The essentials of a marketing research project are the questions asked by the interviewing instrument (be it personal interviewer, telephone surveyor or mail questionnaire). But research is much more than asking questions. Many people ask the wrong questions. For instance, in testing a package, we should not be interested in knowing if people like the package design but whether or not it has visibility and/or communicates its intended message. Some people ask superficial questions. Of course, we want to know why someone buys one soft drink over another. Why not just ask them why they buy Brand B? Because they don't often know why they buy it. Or they may know and can't express it. Or they can express it but won't do so for an interviewer. There are better ways of finding out why some people do certain things than by simply asking why.
Simplifying results out of context.
Most research studies are really too involved to be reduced to a single number, such as an on-air recall score for a commercial or an overall preference in a product test. There are usually too many factors involved to make research results so "simple" yet it is often done to sell research or to give management a conclusion without thought on their part.
Underanalyzing the research.
Here we are talking about making conclusions that can properly be drawn from the data and making all the conclusions that should be drawn. Too many times one sees only percentages showing how many people felt this way or that way or how people over age 35 felt versus those under 35 but with little real insight into their reactions. There are many sophisticated techniques, using computers, which can often be applied to the data and with good results. Unfortunately, too few researchers understand them or if they understand them, cannot explain them to management.

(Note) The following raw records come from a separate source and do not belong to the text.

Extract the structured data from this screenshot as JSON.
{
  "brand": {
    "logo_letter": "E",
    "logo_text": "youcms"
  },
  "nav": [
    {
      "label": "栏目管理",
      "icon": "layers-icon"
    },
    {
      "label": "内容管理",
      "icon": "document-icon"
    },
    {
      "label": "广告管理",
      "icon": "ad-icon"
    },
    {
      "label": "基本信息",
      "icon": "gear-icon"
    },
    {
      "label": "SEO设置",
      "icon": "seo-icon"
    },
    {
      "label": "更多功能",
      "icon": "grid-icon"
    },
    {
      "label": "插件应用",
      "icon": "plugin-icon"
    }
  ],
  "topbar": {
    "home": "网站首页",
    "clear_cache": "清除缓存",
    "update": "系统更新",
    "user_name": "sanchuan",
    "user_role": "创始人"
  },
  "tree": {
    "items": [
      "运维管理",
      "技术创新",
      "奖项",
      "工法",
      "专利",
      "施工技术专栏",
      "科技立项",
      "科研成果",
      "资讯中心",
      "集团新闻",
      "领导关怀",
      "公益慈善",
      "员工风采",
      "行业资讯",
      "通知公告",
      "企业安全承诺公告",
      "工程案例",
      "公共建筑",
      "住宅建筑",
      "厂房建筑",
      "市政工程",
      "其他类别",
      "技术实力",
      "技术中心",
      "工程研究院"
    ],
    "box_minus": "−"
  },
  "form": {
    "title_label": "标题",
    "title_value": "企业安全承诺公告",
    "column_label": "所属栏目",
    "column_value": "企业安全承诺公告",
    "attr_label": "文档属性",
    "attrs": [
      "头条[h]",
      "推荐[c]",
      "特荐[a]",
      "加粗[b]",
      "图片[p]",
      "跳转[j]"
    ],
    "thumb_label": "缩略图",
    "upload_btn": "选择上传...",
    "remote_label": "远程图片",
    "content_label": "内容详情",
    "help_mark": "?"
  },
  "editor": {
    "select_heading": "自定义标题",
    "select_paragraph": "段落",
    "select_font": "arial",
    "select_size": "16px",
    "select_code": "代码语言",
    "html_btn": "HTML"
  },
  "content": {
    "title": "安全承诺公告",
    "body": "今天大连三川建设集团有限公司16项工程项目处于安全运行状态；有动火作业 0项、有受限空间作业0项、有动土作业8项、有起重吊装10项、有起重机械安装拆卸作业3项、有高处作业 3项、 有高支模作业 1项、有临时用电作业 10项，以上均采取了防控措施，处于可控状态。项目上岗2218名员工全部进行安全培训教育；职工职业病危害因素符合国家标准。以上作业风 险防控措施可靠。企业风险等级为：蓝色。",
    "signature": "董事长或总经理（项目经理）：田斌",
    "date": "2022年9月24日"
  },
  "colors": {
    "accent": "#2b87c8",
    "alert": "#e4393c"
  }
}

Overanalyzing the report.
Just as some research is underanalyzed, much research is also overanalyzed. Mathematical techniques are great if they are appropriate to the project, if they can be explained to management and if they are correctly done. But they should not be done for show, to give the impression that the researcher knows what he is talking about when no one else does or simply to get more money for the project.
Using the wrong technique.
There are dozens of research techniques and many marketing situations are suitable to more than one method of solution. Yet it is also true that many are misused. Focus group sessions are one which immediately come to mind. They are immensely useful in exploration of ideas and in giving insight. However too many people use them as substitutes for quantitative research rather than as a prelude to a later quantitative study.
Selecting the wrong research firm.
When selecting a research supplier, competitive bids are often used. And correctly so. But the firm which has the lowest price or the biggest name or which will do the most interviews is not necessarily the one to use. In buying research, one should look for the quality of the analytical ability of the people who will be involved with the project and the creativity of the researcher in project design and analysis. These are usually much more important than the price per interview or the number of crosstabulations or the length of the report.
Expecting research to provide all the answers.
Research can help in solving the problems faced by the marketer. It can reduce risk in choosing the wrong alternative and increase the probability of making the right decision. But it should not make the decision for him because there are often non-research factors to be considered.
Viewing research as an expense rather than an investment.
Too many marketers see research as a dollar expenditure rather than an investment in helping them to make the right decisions. If a research expenditure of a few thousand dollars can make a media buy more efficient, give confidence that a new cheaper formula is as good as the current high-cost one or allow the use of advertising that is twice as effective in communicating its basic selling message then it would seem to have earned its place in the advertiser's budget rather than viewed as a drain on the treasury which the company can't afford.
Let us know what you think are the most common mistakes in marketing research.